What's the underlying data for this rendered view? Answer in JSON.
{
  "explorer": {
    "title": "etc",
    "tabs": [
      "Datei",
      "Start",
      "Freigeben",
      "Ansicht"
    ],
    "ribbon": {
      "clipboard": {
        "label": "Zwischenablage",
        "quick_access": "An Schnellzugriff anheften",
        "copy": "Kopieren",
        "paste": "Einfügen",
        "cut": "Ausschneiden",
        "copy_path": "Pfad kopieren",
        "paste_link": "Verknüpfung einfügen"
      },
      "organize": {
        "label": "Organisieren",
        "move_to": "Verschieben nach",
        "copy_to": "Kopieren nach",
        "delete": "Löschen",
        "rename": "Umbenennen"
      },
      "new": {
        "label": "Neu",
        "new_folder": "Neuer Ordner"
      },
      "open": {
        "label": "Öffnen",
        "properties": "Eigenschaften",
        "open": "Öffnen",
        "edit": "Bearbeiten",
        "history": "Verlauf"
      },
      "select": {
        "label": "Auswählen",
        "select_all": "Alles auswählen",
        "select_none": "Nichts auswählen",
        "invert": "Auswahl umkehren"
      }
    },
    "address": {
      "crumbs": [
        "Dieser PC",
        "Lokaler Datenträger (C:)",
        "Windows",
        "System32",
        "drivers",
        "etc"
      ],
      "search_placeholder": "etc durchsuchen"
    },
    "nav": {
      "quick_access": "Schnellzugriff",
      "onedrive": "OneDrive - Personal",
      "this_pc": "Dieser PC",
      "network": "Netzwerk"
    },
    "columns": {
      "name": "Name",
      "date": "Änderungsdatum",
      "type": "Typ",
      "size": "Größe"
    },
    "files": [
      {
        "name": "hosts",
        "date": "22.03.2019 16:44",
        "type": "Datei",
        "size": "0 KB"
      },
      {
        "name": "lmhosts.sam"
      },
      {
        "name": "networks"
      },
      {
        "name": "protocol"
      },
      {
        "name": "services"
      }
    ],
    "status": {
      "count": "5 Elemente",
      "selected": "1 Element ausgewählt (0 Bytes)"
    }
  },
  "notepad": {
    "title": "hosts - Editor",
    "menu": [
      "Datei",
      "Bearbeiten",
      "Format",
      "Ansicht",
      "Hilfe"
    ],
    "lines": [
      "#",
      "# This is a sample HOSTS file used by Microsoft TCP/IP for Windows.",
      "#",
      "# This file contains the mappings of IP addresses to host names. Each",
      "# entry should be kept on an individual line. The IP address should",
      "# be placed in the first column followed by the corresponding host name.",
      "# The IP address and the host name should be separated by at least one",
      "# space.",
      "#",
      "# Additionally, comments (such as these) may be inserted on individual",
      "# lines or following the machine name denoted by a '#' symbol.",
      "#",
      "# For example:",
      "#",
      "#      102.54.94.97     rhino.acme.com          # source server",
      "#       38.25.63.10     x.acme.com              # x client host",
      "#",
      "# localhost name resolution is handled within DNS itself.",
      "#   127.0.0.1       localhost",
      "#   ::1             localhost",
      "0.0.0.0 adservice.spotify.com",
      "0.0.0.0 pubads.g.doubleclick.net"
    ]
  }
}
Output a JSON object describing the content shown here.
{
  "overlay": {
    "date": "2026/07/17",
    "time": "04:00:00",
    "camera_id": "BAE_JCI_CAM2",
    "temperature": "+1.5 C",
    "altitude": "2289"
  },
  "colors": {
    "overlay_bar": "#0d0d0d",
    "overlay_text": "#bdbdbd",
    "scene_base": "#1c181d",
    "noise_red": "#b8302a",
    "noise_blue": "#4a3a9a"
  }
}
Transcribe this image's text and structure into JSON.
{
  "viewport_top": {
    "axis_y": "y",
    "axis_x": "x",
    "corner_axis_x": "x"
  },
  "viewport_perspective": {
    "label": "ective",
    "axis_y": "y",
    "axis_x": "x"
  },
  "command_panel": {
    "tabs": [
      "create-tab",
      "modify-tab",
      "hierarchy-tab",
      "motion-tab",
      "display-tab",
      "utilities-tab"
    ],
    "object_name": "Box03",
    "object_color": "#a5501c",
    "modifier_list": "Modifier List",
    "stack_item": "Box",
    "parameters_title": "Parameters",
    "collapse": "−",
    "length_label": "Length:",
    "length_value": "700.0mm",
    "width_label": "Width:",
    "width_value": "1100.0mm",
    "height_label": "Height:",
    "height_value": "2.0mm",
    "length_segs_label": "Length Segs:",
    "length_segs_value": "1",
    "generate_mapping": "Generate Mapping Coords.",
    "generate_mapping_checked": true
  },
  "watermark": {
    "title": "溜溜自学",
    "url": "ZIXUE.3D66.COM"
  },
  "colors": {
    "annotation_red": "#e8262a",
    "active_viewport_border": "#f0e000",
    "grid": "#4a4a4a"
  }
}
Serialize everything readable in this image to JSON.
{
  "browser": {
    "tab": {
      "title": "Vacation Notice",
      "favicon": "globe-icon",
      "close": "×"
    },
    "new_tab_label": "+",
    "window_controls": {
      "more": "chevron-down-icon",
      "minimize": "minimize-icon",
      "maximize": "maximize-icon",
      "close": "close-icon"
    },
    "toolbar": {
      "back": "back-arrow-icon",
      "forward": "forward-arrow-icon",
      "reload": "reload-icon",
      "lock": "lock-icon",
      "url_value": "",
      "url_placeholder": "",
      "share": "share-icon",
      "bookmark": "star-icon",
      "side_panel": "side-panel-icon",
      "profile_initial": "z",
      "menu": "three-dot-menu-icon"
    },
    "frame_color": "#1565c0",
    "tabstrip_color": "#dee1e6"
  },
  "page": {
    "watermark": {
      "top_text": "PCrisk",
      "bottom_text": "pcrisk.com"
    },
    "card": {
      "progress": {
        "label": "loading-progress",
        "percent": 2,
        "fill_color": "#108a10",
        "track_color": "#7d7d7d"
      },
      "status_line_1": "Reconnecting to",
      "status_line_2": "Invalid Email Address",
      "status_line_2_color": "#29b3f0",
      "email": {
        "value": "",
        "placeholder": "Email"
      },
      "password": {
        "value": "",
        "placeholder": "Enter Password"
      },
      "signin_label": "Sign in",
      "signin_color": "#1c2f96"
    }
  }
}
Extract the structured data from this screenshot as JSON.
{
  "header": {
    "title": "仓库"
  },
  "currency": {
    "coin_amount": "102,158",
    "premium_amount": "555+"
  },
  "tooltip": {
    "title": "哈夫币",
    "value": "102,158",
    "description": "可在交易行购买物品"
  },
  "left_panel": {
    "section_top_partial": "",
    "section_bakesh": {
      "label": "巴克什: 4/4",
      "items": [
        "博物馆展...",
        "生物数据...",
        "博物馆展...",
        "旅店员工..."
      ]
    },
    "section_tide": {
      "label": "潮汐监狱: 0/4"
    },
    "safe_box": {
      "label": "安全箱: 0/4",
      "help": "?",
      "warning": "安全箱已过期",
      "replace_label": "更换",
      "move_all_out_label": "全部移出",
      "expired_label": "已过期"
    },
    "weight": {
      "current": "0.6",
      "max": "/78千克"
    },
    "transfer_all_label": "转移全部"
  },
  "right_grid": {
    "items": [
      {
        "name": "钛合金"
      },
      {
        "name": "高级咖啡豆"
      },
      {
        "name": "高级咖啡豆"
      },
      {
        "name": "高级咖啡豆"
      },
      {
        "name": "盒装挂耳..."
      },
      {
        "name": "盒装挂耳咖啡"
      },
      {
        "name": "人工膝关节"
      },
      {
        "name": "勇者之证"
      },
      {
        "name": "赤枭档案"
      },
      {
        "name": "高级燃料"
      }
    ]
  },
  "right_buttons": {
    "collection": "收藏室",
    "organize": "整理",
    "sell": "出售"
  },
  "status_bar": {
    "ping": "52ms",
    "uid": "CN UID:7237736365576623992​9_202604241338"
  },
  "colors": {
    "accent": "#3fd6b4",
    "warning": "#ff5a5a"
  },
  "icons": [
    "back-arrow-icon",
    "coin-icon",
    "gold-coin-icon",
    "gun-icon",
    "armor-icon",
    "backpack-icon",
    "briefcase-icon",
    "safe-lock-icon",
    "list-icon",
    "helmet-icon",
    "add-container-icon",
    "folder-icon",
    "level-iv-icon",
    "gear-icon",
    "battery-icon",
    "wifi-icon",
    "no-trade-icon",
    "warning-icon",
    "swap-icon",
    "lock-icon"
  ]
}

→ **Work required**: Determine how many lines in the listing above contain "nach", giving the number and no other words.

→ **Solution**: 2